  • SiPM Location
  • Light Splitter
    • For future use when operating 2 SiPMs simultaneously
  • LED
    • Red
    • Pulsed at 50 kcps
noise study methods
Noise Study - Methods
  • SiPM turned on in the box without the LED
  • A counter was used to determine number of events that were above a given threshold
  • Temperatures were tested from +25 oC to -30 oC
  • Bias voltages were tested from 29.5V 31.5V
noise temp study sensl results
Noise & Temp Study – Sensl Results

Red = 29.5V, Orange = 30.0V, Yellow = 30.5V, Green = 31.0V, and Purple = 31.5V

noise bias study sensl results
Noise & Bias Study – Sensl Results

Red = +25C, Orange = +20C, Yellow = +10C, Green = 0C, L. Blue = -20C, D. Blue = -25C, and Purple = -30C

noise bias study hamamatsu results
Noise & Bias Study – Hamamatsu Results

Red = Ham Electronics, Yellow = 30ns gate,

Green = 100ns Gate and Blue = 100ns Gate

conclusions
Conclusions
  • 3mm Sensl Device
    • Noise was minimized at -20 oC
    • A bias of 30.0 V allows for greatest reduction of noise at -20 oC
  • 1mm Sensl Device
    • Noise continued to decrease slightly at -25 oC and -30 oC, although it seems to plateau
    • A bias of 29.5 V allows for greatest reduction of noise at -30 oC
signal quality study methods
Signal Quality Study - Methods
  • LED was used as the trigger
  • Signals were read into a QVT from the SiPM
  • Data was then analyzed using a program developed by Barry Bambaugh according to a Poisson Distribution
    • Identified number of events
    • Calculated the mean number of photons, peak separation, and number of peaks.
signal quality study methods1
Signal Quality Study - Methods
  • A desirable signal is one that has
    • Large average number of photons
    • Large peak separation
    • Large number of peaks
    • Low amount of noise
signal quality study results average number of photons
Signal Quality Study – Results:Average Number of Photons

Red = +25C, Orange = +20C, Yellow = +10C, Green = 0C, L. Blue = -10C, D. Blue = -20C, L. Purple = -25C, and D. Purple = -30C

signal quality study results average number of photons1
Signal Quality Study – Results:Average Number of Photons

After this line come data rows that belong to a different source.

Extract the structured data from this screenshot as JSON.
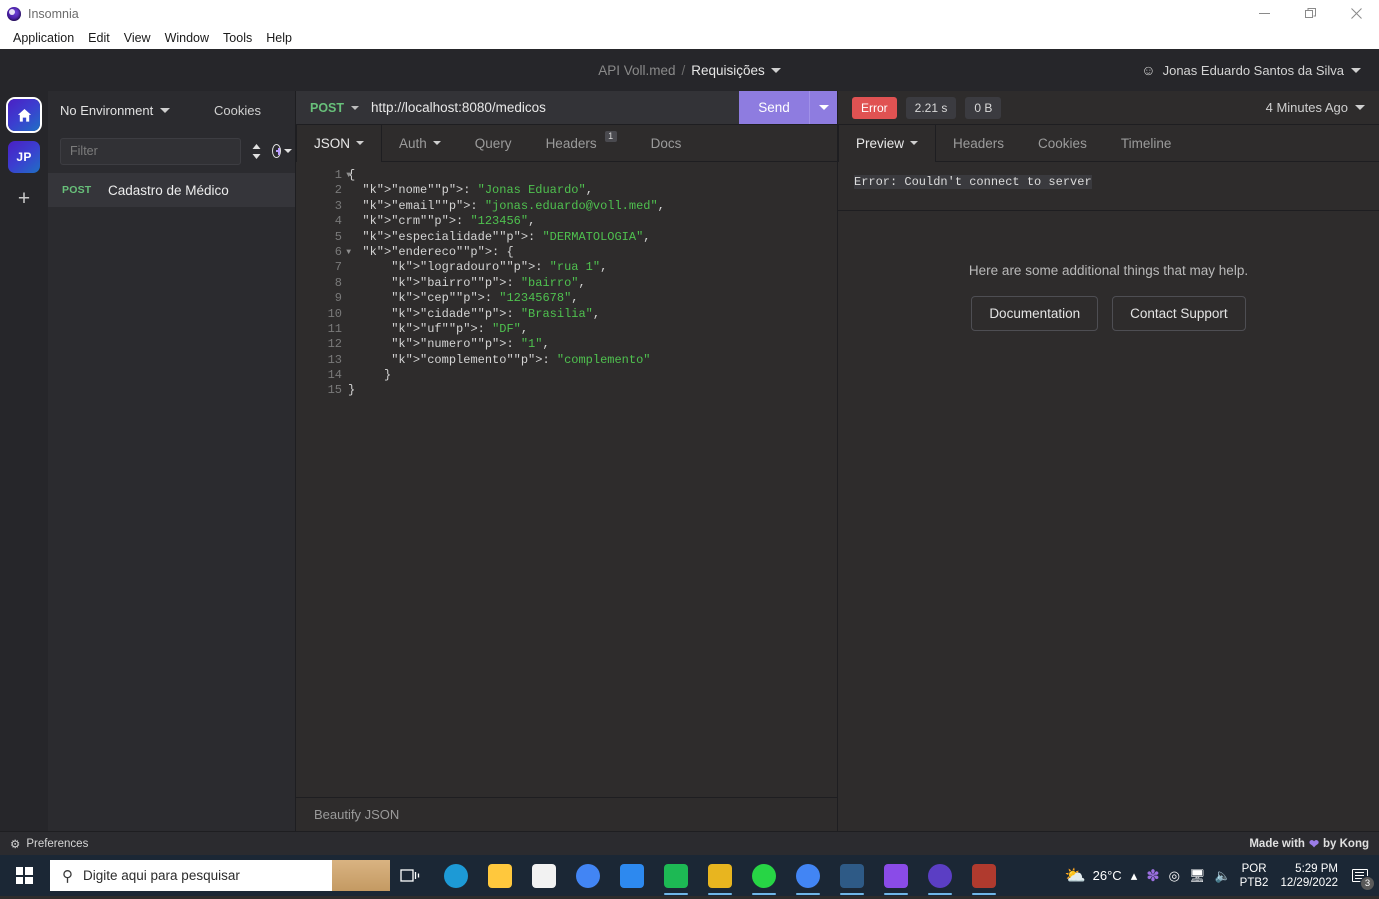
{
  "window": {
    "app_title": "Insomnia",
    "logo_icon": "insomnia-logo-icon",
    "minimize_icon": "minimize-icon",
    "maximize_icon": "maximize-icon",
    "close_icon": "close-icon"
  },
  "menubar": {
    "items": [
      {
        "label": "Application"
      },
      {
        "label": "Edit"
      },
      {
        "label": "View"
      },
      {
        "label": "Window"
      },
      {
        "label": "Tools"
      },
      {
        "label": "Help"
      }
    ]
  },
  "header": {
    "workspace": "API Voll.med",
    "separator": "/",
    "collection": "Requisições",
    "collection_caret": "chevron-down-icon",
    "account_icon": "person-icon",
    "account_name": "Jonas Eduardo Santos da Silva",
    "account_caret": "chevron-down-icon"
  },
  "rail": {
    "items": [
      {
        "label": "",
        "icon": "home-icon",
        "selected": true
      },
      {
        "label": "JP",
        "icon": "workspace-avatar",
        "selected": false
      }
    ],
    "add_label": "+"
  },
  "sidebar": {
    "environment": "No Environment",
    "environment_caret": "chevron-down-icon",
    "cookies_label": "Cookies",
    "filter_placeholder": "Filter",
    "filter_value": "",
    "sort_icon": "sort-icon",
    "add_icon": "plus-circle-icon",
    "add_caret": "chevron-down-icon",
    "requests": [
      {
        "method": "POST",
        "name": "Cadastro de Médico"
      }
    ]
  },
  "request": {
    "method": "POST",
    "method_caret": "chevron-down-icon",
    "url": "http://localhost:8080/medicos",
    "send_label": "Send",
    "send_caret": "chevron-down-icon",
    "tabs": [
      {
        "label": "JSON",
        "active": true,
        "caret": "chevron-down-icon",
        "badge": ""
      },
      {
        "label": "Auth",
        "active": false,
        "caret": "chevron-down-icon",
        "badge": ""
      },
      {
        "label": "Query",
        "active": false,
        "caret": "",
        "badge": ""
      },
      {
        "label": "Headers",
        "active": false,
        "caret": "",
        "badge": "1"
      },
      {
        "label": "Docs",
        "active": false,
        "caret": "",
        "badge": ""
      }
    ],
    "body_lines": [
      {
        "n": "1",
        "fold": true,
        "text": "{"
      },
      {
        "n": "2",
        "fold": false,
        "text": "  \"nome\": \"Jonas Eduardo\","
      },
      {
        "n": "3",
        "fold": false,
        "text": "  \"email\": \"jonas.eduardo@voll.med\","
      },
      {
        "n": "4",
        "fold": false,
        "text": "  \"crm\": \"123456\","
      },
      {
        "n": "5",
        "fold": false,
        "text": "  \"especialidade\": \"DERMATOLOGIA\","
      },
      {
        "n": "6",
        "fold": true,
        "text": "  \"endereco\": {"
      },
      {
        "n": "7",
        "fold": false,
        "text": "      \"logradouro\": \"rua 1\","
      },
      {
        "n": "8",
        "fold": false,
        "text": "      \"bairro\": \"bairro\","
      },
      {
        "n": "9",
        "fold": false,
        "text": "      \"cep\": \"12345678\","
      },
      {
        "n": "10",
        "fold": false,
        "text": "      \"cidade\": \"Brasilia\","
      },
      {
        "n": "11",
        "fold": false,
        "text": "      \"uf\": \"DF\","
      },
      {
        "n": "12",
        "fold": false,
        "text": "      \"numero\": \"1\","
      },
      {
        "n": "13",
        "fold": false,
        "text": "      \"complemento\": \"complemento\""
      },
      {
        "n": "14",
        "fold": false,
        "text": "     }"
      },
      {
        "n": "15",
        "fold": false,
        "text": "}"
      }
    ],
    "beautify_label": "Beautify JSON"
  },
  "response": {
    "status_label": "Error",
    "duration": "2.21 s",
    "size": "0 B",
    "timestamp": "4 Minutes Ago",
    "timestamp_caret": "chevron-down-icon",
    "tabs": [
      {
        "label": "Preview",
        "active": true,
        "caret": "chevron-down-icon"
      },
      {
        "label": "Headers",
        "active": false,
        "caret": ""
      },
      {
        "label": "Cookies",
        "active": false,
        "caret": ""
      },
      {
        "label": "Timeline",
        "active": false,
        "caret": ""
      }
    ],
    "error_message": "Error: Couldn't connect to server",
    "help_text": "Here are some additional things that may help.",
    "help_buttons": [
      {
        "label": "Documentation"
      },
      {
        "label": "Contact Support"
      }
    ]
  },
  "statusbar": {
    "preferences_label": "Preferences",
    "preferences_icon": "gear-icon",
    "made_with_prefix": "Made with",
    "heart_icon": "heart-icon",
    "made_with_suffix": "by Kong"
  },
  "taskbar": {
    "start_icon": "windows-start-icon",
    "search_icon": "search-icon",
    "search_placeholder": "Digite aqui para pesquisar",
    "task_view_icon": "task-view-icon",
    "apps": [
      {
        "name": "microsoft-edge-icon",
        "color": "#1d9ad6",
        "open": false
      },
      {
        "name": "file-explorer-icon",
        "color": "#ffc83d",
        "open": false
      },
      {
        "name": "microsoft-store-icon",
        "color": "#f2f2f2",
        "open": false
      },
      {
        "name": "google-chrome-icon",
        "color": "#4285f4",
        "open": false
      },
      {
        "name": "mail-icon",
        "color": "#2d89ef",
        "open": false
      },
      {
        "name": "spotify-icon",
        "color": "#1db954",
        "open": true
      },
      {
        "name": "chart-app-icon",
        "color": "#e8b51f",
        "open": true
      },
      {
        "name": "green-circle-app-icon",
        "color": "#27d545",
        "open": true
      },
      {
        "name": "google-chrome-icon",
        "color": "#4285f4",
        "open": true
      },
      {
        "name": "pen-tool-icon",
        "color": "#2e5a86",
        "open": true
      },
      {
        "name": "intellij-idea-icon",
        "color": "#8a4be8",
        "open": true
      },
      {
        "name": "insomnia-icon",
        "color": "#5b3ec4",
        "open": true
      },
      {
        "name": "winrar-icon",
        "color": "#b03a2e",
        "open": true
      }
    ],
    "tray": {
      "weather_icon": "weather-sun-cloud-icon",
      "temperature": "26°C",
      "overflow_icon": "chevron-up-icon",
      "feather_icon": "feather-icon",
      "meet_icon": "camera-icon",
      "network_icon": "network-icon",
      "volume_icon": "volume-icon",
      "language_line1": "POR",
      "language_line2": "PTB2",
      "time": "5:29 PM",
      "date": "12/29/2022",
      "notification_icon": "notification-icon",
      "notification_count": "3"
    }
  }
}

Red = 29.5V, Orange = 30.0V, Yellow= 30.5V, Green = 31.0V, and Blue = 31.5V

conclusions1
Conclusions
  • 3mm Sensl Device
    • Little difference in photon detection (+/- 0.2) efficiency at all temperatures at 30.0V
    • Peak separation increases with increased bias
  • 1mm Sensl Device
    • Most photons detected at -10 oC
    • Peak separation increases with increased bias
future work
Future Work
  • Exact operational conditions will depend on the application of the SiPM
    • Noise can be reduce drastically with temp
    • Efficiency can be increased with bias
      • Bias does affect noise
  • Operate two SiPMs simultaneously to verify that the LED is unchanged
  • Experiment with the Hamamatsu devices more thoroughly
ad